about the graphics is the game’s aliasing and flicker, which puts it
about on par with Madden for the PS2. MVP Baseball features much better
anti-aliasing and, as a result, simply looks like a more polished,
higher resolution game.
All-Star Baseball features the best commentary of the year also, though
all of the new titles are a little disappointing on that front. Still,
where MVP has announcers that consistently say things that are unrelated
to the current game situation, ASB’s main problem is the delay the
engine needs to insert game-specific info into the flow of the
commentary. Sometimes, I was on the third batter while the commentary
was finishing up commenting on the first batter’s at-bat.
The stats engine of ASB is top of the line. As baseball fans are
notorious for being numbers wonks, it is nice to see that Barry Bond
performs like Barry Bonds and Randy Johnson pitches (and gets injured)
like Randy Johnson. The fact is that with the current state of
technology it is a simple matter to get the stats correct and ASB, like
the other two major baseball releases this year, gets everything right.
Using the sim option to play ten or so seasons will provide some
anomalies (like a thirty-three home run season for Rafael Furcal, for
instance), but overall the numbers simply feel right.
Finally, and most importantly, the game play of ASB 2004 is up to par
with its presentation and options. I’m not the world’s biggest fan of
the cursor-style batting interface, but it has grown on me over the past
few years. Regardless, players have the option to choose between other
batting styles before starting a season or dynasty, and ASB 2004 has a
batting style for everyone. Fielding is handled in the same way as it
was last years with the buttons on the face of the Xbox controller
representing the respective bases. Again, the controller makes this more
of a headache than it should be as, unlike the Dual Shock 2, the buttons
are not in a perfect diamond. This can make the early games a bit of a
struggle, but pushing the right button eventually becomes second nature.
That’s it then – ASB is a great baseball title that gets nearly
everything correct.
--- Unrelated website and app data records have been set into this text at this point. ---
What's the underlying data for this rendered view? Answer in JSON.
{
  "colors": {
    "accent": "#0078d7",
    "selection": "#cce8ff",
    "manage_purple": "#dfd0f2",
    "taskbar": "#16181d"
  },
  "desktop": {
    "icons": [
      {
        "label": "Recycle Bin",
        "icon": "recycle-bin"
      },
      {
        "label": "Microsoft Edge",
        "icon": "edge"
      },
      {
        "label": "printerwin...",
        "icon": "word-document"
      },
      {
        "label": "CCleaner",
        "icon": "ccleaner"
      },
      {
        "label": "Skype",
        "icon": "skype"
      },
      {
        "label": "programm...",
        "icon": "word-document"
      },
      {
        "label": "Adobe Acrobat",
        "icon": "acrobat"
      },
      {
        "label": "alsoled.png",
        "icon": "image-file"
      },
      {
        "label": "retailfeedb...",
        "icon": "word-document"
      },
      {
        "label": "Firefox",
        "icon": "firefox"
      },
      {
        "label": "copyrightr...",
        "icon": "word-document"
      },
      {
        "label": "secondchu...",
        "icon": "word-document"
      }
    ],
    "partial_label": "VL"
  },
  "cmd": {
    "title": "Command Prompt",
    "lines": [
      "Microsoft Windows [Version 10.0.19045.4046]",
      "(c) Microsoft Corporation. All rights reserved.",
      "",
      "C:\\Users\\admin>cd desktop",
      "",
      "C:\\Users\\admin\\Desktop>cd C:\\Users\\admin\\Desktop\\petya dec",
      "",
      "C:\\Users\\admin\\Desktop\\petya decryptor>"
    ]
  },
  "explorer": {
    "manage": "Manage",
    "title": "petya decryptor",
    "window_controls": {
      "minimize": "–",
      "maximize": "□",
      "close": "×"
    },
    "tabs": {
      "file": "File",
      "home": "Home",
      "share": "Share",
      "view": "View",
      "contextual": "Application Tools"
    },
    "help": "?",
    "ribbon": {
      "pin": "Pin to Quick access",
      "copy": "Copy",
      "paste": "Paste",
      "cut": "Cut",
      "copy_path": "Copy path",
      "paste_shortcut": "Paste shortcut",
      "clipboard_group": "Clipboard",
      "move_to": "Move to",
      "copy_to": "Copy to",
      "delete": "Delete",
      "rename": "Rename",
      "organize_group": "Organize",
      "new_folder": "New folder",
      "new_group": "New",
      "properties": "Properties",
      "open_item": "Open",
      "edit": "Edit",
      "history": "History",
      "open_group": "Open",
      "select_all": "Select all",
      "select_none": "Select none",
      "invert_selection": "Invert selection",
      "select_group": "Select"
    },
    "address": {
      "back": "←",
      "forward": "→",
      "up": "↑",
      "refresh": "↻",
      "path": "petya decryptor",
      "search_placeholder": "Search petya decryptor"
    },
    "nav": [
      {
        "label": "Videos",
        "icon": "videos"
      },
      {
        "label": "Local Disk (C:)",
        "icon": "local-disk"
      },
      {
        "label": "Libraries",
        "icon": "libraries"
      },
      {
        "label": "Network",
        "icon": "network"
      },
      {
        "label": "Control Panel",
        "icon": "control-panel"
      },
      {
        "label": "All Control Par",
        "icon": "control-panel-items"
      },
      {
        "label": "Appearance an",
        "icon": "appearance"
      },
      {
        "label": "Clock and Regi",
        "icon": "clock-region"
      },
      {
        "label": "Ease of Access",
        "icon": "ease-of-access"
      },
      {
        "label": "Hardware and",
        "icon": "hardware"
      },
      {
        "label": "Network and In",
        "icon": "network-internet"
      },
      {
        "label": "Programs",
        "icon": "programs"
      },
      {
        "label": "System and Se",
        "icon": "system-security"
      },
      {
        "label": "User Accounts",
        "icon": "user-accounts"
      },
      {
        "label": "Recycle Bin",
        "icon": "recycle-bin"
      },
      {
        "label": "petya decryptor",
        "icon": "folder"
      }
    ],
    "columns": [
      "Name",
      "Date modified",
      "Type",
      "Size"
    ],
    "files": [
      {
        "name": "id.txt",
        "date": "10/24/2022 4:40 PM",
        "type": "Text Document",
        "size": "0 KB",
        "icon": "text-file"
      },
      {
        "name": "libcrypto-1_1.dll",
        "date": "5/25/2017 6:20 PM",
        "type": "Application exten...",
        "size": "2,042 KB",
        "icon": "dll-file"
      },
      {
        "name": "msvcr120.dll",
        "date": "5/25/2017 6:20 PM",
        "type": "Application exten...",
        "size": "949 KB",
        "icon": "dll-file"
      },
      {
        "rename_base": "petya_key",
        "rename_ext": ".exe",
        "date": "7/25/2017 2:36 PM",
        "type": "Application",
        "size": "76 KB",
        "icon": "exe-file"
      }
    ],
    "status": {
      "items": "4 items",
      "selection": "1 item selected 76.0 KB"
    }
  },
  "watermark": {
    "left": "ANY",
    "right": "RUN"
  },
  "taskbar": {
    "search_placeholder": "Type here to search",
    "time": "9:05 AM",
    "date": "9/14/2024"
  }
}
Though I love the innovations present in EA’s new
MVP franchise, ASB’s multiple modes and options simply push it into the
lead position for this year. If you can buy only one console baseball
title this year, make it All-Star Baseball 2004.